• Aim of the exercise
Give back the full listing verbatim, apart from its images.

• Dataset records
--

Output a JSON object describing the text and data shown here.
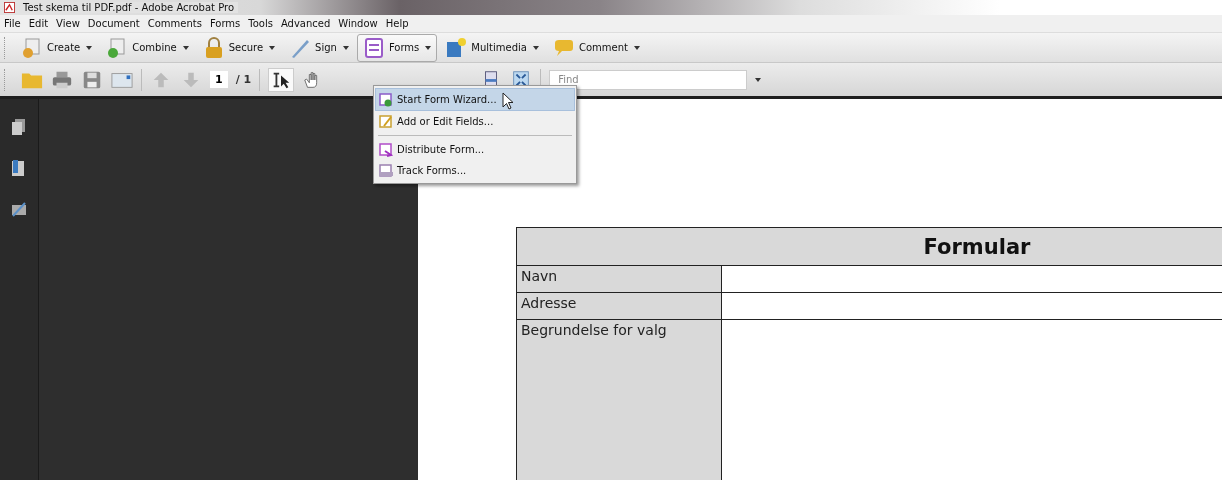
{
  "window": {
    "title": "Test skema til PDF.pdf - Adobe Acrobat Pro"
  },
  "menu_bar": [
    "File",
    "Edit",
    "View",
    "Document",
    "Comments",
    "Forms",
    "Tools",
    "Advanced",
    "Window",
    "Help"
  ],
  "task_buttons": [
    {
      "label": "Create",
      "kind": "create",
      "selected": false
    },
    {
      "label": "Combine",
      "kind": "combine",
      "selected": false
    },
    {
      "label": "Secure",
      "kind": "secure",
      "selected": false
    },
    {
      "label": "Sign",
      "kind": "sign",
      "selected": false
    },
    {
      "label": "Forms",
      "kind": "forms",
      "selected": true
    },
    {
      "label": "Multimedia",
      "kind": "multimedia",
      "selected": false
    },
    {
      "label": "Comment",
      "kind": "comment",
      "selected": false
    }
  ],
  "toolbar": {
    "page_number": "1",
    "page_count": "/ 1",
    "find": {
      "placeholder": "Find"
    }
  },
  "forms_menu": [
    {
      "items": [
        {
          "label": "Start Form Wizard...",
          "kind": "wizard",
          "selected": true
        },
        {
          "label": "Add or Edit Fields...",
          "kind": "edit",
          "selected": false
        }
      ]
    },
    {
      "items": [
        {
          "label": "Distribute Form...",
          "kind": "distribute",
          "selected": false
        },
        {
          "label": "Track Forms...",
          "kind": "track",
          "selected": false
        }
      ]
    }
  ],
  "document": {
    "form_title": "Formular",
    "rows": [
      {
        "label": "Navn",
        "kind": "line"
      },
      {
        "label": "Adresse",
        "kind": "line"
      },
      {
        "label": "Begrundelse for valg",
        "kind": "area"
      }
    ]
  }
}
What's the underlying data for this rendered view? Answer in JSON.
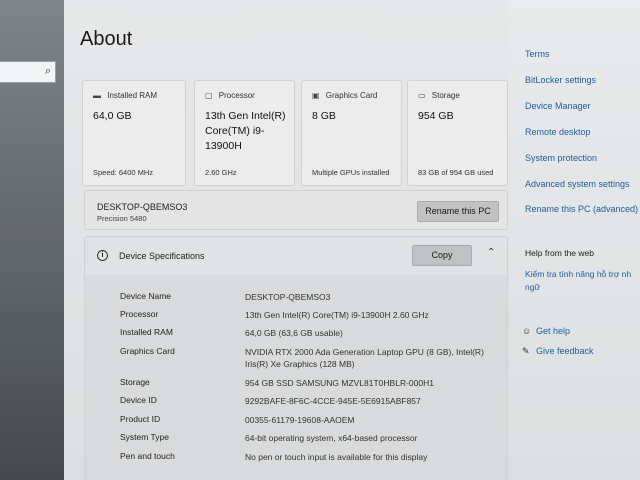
{
  "page": {
    "title": "About"
  },
  "search": {
    "icon": "search-icon"
  },
  "cards": [
    {
      "icon": "ram-icon",
      "header": "Installed RAM",
      "value": "64,0 GB",
      "sub": "Speed: 6400 MHz"
    },
    {
      "icon": "processor-icon",
      "header": "Processor",
      "value": "13th Gen Intel(R) Core(TM) i9-13900H",
      "sub": "2.60 GHz"
    },
    {
      "icon": "graphics-card-icon",
      "header": "Graphics Card",
      "value": "8 GB",
      "sub": "Multiple GPUs installed"
    },
    {
      "icon": "storage-icon",
      "header": "Storage",
      "value": "954 GB",
      "sub": "83 GB of 954 GB used"
    }
  ],
  "device": {
    "name": "DESKTOP-QBEMSO3",
    "model": "Precision 5480",
    "rename_label": "Rename this PC"
  },
  "specs": {
    "title": "Device Specifications",
    "copy_label": "Copy",
    "rows": [
      {
        "key": "Device Name",
        "value": "DESKTOP-QBEMSO3"
      },
      {
        "key": "Processor",
        "value": "13th Gen Intel(R) Core(TM) i9-13900H   2.60 GHz"
      },
      {
        "key": "Installed RAM",
        "value": "64,0 GB (63,6 GB usable)"
      },
      {
        "key": "Graphics Card",
        "value": "NVIDIA RTX 2000 Ada Generation Laptop GPU (8 GB), Intel(R) Iris(R) Xe Graphics (128 MB)"
      },
      {
        "key": "Storage",
        "value": "954 GB SSD SAMSUNG MZVL81T0HBLR-000H1"
      },
      {
        "key": "Device ID",
        "value": "9292BAFE-8F6C-4CCE-945E-5E6915ABF857"
      },
      {
        "key": "Product ID",
        "value": "00355-61179-19608-AAOEM"
      },
      {
        "key": "System Type",
        "value": "64-bit operating system, x64-based processor"
      },
      {
        "key": "Pen and touch",
        "value": "No pen or touch input is available for this display"
      }
    ]
  },
  "related": {
    "links": [
      "Terms",
      "BitLocker settings",
      "Device Manager",
      "Remote desktop",
      "System protection",
      "Advanced system settings",
      "Rename this PC (advanced)"
    ],
    "help_web_title": "Help from the web",
    "help_web_link": "Kiểm tra tính năng hỗ trợ nh ngữ",
    "get_help": "Get help",
    "give_feedback": "Give feedback"
  },
  "colors": {
    "link": "#1f5fa6",
    "button": "#bfc1c2"
  }
}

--

• Your response
Output a JSON object describing the text and data shown here.
{
  "window": {
    "title": "Test skema til PDF.pdf - Adobe Acrobat Pro"
  },
  "menu_bar": [
    "File",
    "Edit",
    "View",
    "Document",
    "Comments",
    "Forms",
    "Tools",
    "Advanced",
    "Window",
    "Help"
  ],
  "task_buttons": [
    {
      "label": "Create",
      "kind": "create",
      "selected": false
    },
    {
      "label": "Combine",
      "kind": "combine",
      "selected": false
    },
    {
      "label": "Secure",
      "kind": "secure",
      "selected": false
    },
    {
      "label": "Sign",
      "kind": "sign",
      "selected": false
    },
    {
      "label": "Forms",
      "kind": "forms",
      "selected": true
    },
    {
      "label": "Multimedia",
      "kind": "multimedia",
      "selected": false
    },
    {
      "label": "Comment",
      "kind": "comment",
      "selected": false
    }
  ],
  "toolbar": {
    "page_number": "1",
    "page_count": "/ 1",
    "find": {
      "placeholder": "Find"
    }
  },
  "forms_menu": [
    {
      "items": [
        {
          "label": "Start Form Wizard...",
          "kind": "wizard",
          "selected": true
        },
        {
          "label": "Add or Edit Fields...",
          "kind": "edit",
          "selected": false
        }
      ]
    },
    {
      "items": [
        {
          "label": "Distribute Form...",
          "kind": "distribute",
          "selected": false
        },
        {
          "label": "Track Forms...",
          "kind": "track",
          "selected": false
        }
      ]
    }
  ],
  "document": {
    "form_title": "Formular",
    "rows": [
      {
        "label": "Navn",
        "kind": "line"
      },
      {
        "label": "Adresse",
        "kind": "line"
      },
      {
        "label": "Begrundelse for valg",
        "kind": "area"
      }
    ]
  }
}
What's the underlying data for this rendered view? Answer in JSON.
{
  "page": {
    "title": "About"
  },
  "search": {
    "icon": "search-icon"
  },
  "cards": [
    {
      "icon": "ram-icon",
      "header": "Installed RAM",
      "value": "64,0 GB",
      "sub": "Speed: 6400 MHz"
    },
    {
      "icon": "processor-icon",
      "header": "Processor",
      "value": "13th Gen Intel(R) Core(TM) i9-13900H",
      "sub": "2.60 GHz"
    },
    {
      "icon": "graphics-card-icon",
      "header": "Graphics Card",
      "value": "8 GB",
      "sub": "Multiple GPUs installed"
    },
    {
      "icon": "storage-icon",
      "header": "Storage",
      "value": "954 GB",
      "sub": "83 GB of 954 GB used"
    }
  ],
  "device": {
    "name": "DESKTOP-QBEMSO3",
    "model": "Precision 5480",
    "rename_label": "Rename this PC"
  },
  "specs": {
    "title": "Device Specifications",
    "copy_label": "Copy",
    "rows": [
      {
        "key": "Device Name",
        "value": "DESKTOP-QBEMSO3"
      },
      {
        "key": "Processor",
        "value": "13th Gen Intel(R) Core(TM) i9-13900H   2.60 GHz"
      },
      {
        "key": "Installed RAM",
        "value": "64,0 GB (63,6 GB usable)"
      },
      {
        "key": "Graphics Card",
        "value": "NVIDIA RTX 2000 Ada Generation Laptop GPU (8 GB), Intel(R) Iris(R) Xe Graphics (128 MB)"
      },
      {
        "key": "Storage",
        "value": "954 GB SSD SAMSUNG MZVL81T0HBLR-000H1"
      },
      {
        "key": "Device ID",
        "value": "9292BAFE-8F6C-4CCE-945E-5E6915ABF857"
      },
      {
        "key": "Product ID",
        "value": "00355-61179-19608-AAOEM"
      },
      {
        "key": "System Type",
        "value": "64-bit operating system, x64-based processor"
      },
      {
        "key": "Pen and touch",
        "value": "No pen or touch input is available for this display"
      }
    ]
  },
  "related": {
    "links": [
      "Terms",
      "BitLocker settings",
      "Device Manager",
      "Remote desktop",
      "System protection",
      "Advanced system settings",
      "Rename this PC (advanced)"
    ],
    "help_web_title": "Help from the web",
    "help_web_link": "Kiểm tra tính năng hỗ trợ nh ngữ",
    "get_help": "Get help",
    "give_feedback": "Give feedback"
  },
  "colors": {
    "link": "#1f5fa6",
    "button": "#bfc1c2"
  }
}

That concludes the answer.